### Recorded data
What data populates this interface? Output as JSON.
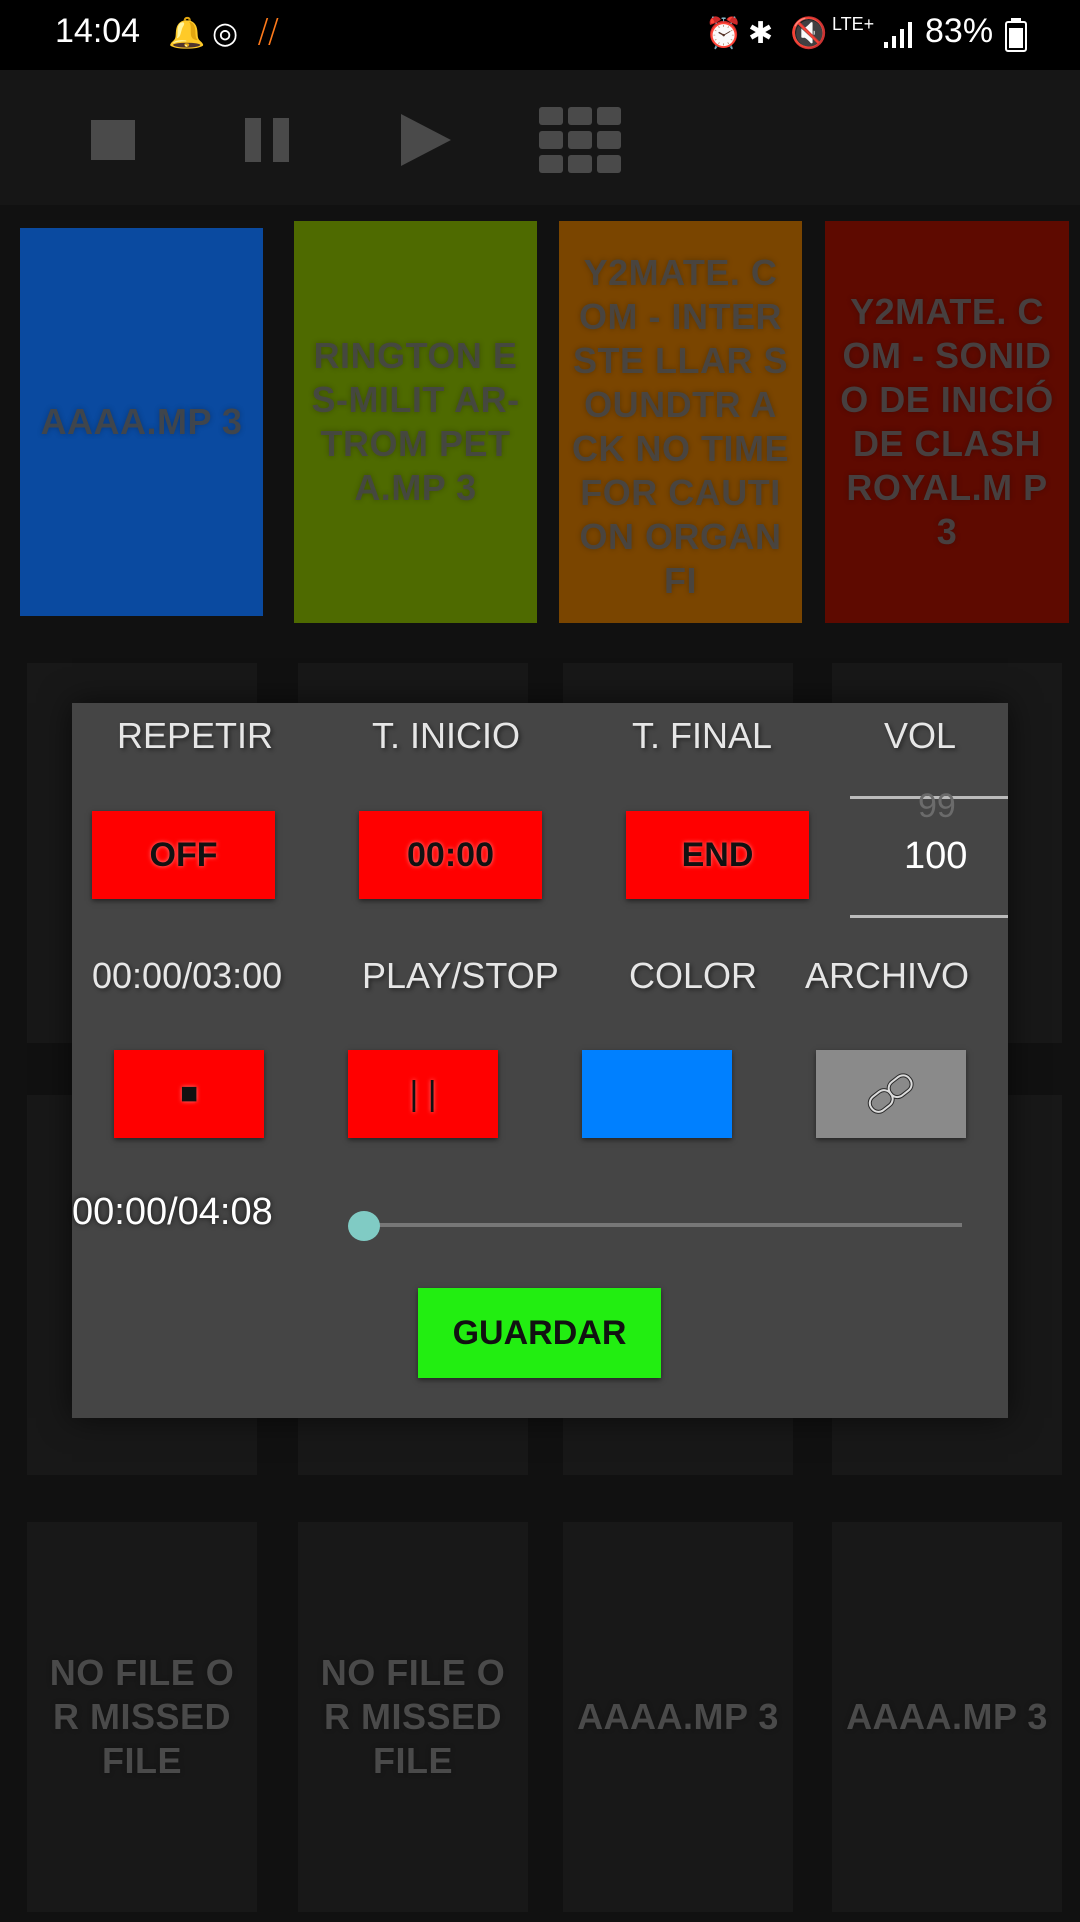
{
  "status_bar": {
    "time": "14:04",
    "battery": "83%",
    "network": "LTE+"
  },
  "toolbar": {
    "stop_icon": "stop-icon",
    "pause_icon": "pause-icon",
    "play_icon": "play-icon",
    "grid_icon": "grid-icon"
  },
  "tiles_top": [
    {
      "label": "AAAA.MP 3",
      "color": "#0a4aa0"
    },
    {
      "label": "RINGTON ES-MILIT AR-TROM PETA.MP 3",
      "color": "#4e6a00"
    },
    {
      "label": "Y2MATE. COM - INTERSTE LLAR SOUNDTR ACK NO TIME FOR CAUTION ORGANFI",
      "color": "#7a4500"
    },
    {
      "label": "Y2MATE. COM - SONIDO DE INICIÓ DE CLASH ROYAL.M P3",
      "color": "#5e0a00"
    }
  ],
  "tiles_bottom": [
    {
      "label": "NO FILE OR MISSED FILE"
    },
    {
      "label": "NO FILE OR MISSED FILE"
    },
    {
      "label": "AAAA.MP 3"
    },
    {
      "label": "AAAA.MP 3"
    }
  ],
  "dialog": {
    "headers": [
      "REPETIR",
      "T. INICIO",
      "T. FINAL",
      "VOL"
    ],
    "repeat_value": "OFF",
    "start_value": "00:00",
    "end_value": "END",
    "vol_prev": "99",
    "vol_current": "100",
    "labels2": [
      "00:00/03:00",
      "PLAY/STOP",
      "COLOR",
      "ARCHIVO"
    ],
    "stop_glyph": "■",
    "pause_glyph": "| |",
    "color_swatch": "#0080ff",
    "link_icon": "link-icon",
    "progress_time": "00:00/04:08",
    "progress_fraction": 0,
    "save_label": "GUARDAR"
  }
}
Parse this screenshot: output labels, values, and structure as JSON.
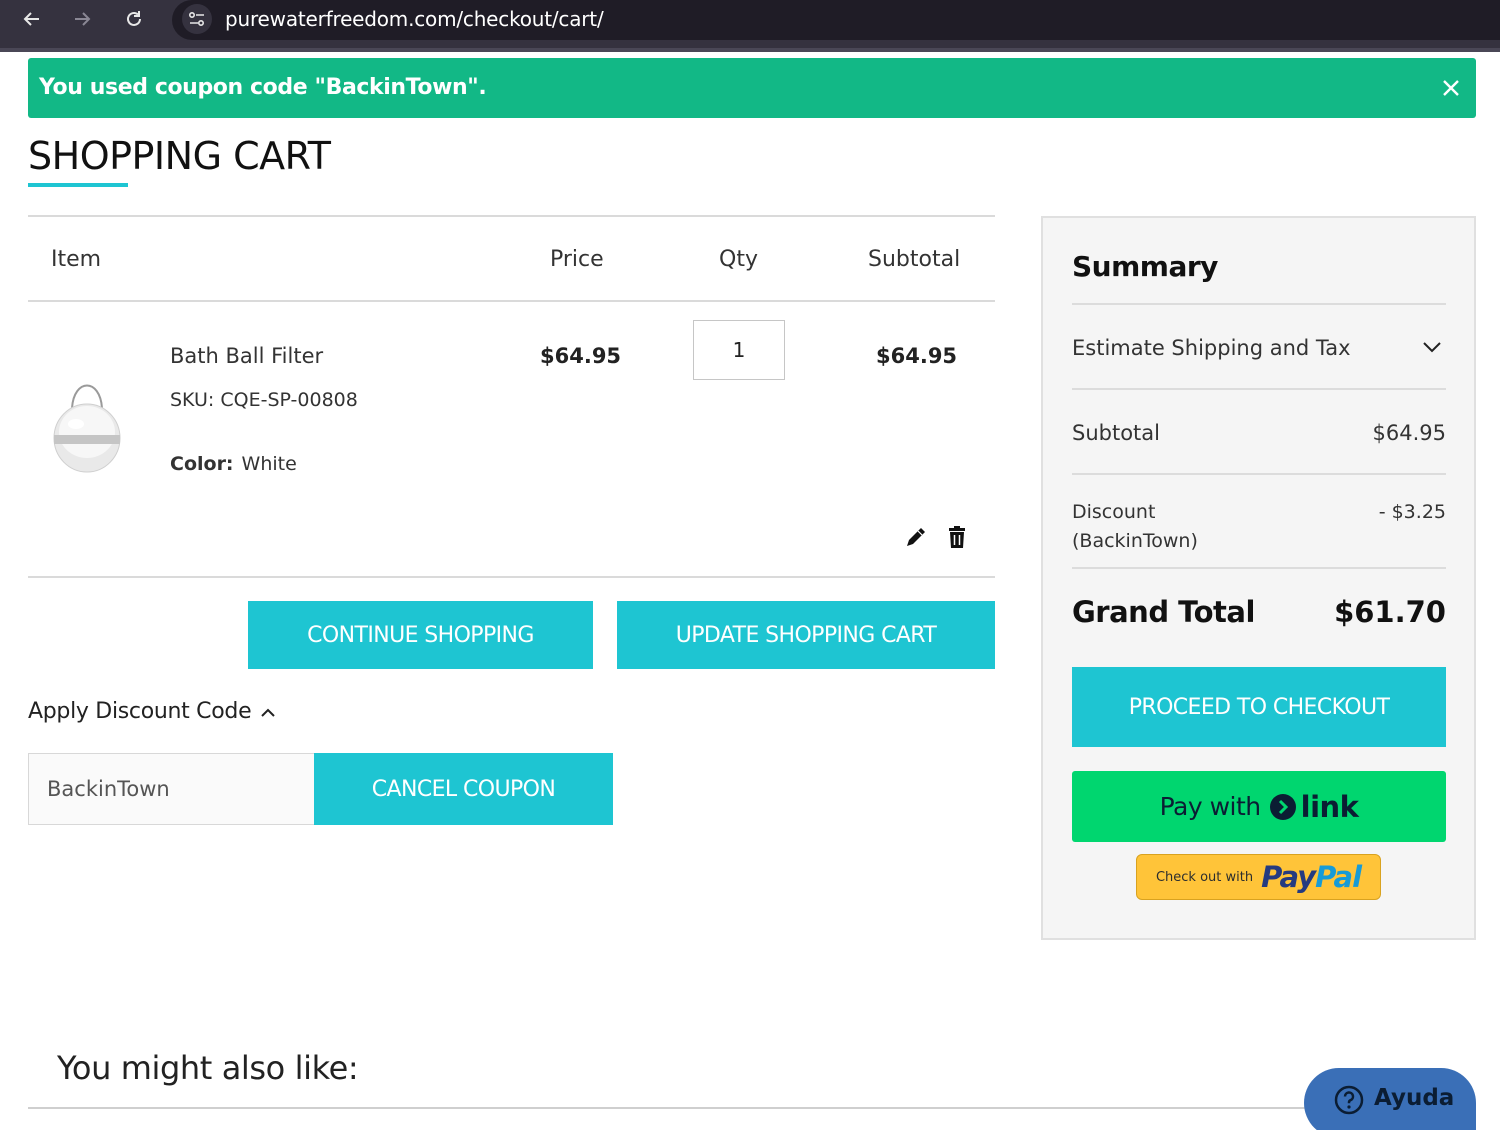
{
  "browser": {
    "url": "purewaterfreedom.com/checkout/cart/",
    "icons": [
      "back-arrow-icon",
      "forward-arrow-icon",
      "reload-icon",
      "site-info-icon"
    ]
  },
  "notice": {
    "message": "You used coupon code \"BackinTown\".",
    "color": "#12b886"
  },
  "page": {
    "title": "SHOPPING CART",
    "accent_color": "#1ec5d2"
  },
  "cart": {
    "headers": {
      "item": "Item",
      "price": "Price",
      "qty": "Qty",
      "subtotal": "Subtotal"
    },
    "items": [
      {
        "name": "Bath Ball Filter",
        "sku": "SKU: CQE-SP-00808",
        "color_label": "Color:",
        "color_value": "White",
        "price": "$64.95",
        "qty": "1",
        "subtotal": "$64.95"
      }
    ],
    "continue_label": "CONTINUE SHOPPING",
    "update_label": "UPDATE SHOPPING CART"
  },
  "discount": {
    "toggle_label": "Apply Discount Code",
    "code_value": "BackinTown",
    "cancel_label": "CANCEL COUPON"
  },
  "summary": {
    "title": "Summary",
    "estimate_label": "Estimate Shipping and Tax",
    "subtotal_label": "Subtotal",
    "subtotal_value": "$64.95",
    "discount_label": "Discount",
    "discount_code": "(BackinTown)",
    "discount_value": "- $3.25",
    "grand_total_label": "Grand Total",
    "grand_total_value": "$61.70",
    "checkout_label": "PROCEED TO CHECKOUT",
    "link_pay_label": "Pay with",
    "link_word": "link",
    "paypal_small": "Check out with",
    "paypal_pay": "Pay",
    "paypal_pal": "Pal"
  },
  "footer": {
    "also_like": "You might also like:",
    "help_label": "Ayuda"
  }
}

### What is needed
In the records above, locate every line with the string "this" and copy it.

### Worked solution
What data populates this interface? Output as JSON.
Parse this screenshot: output labels, values, and structure as JSON.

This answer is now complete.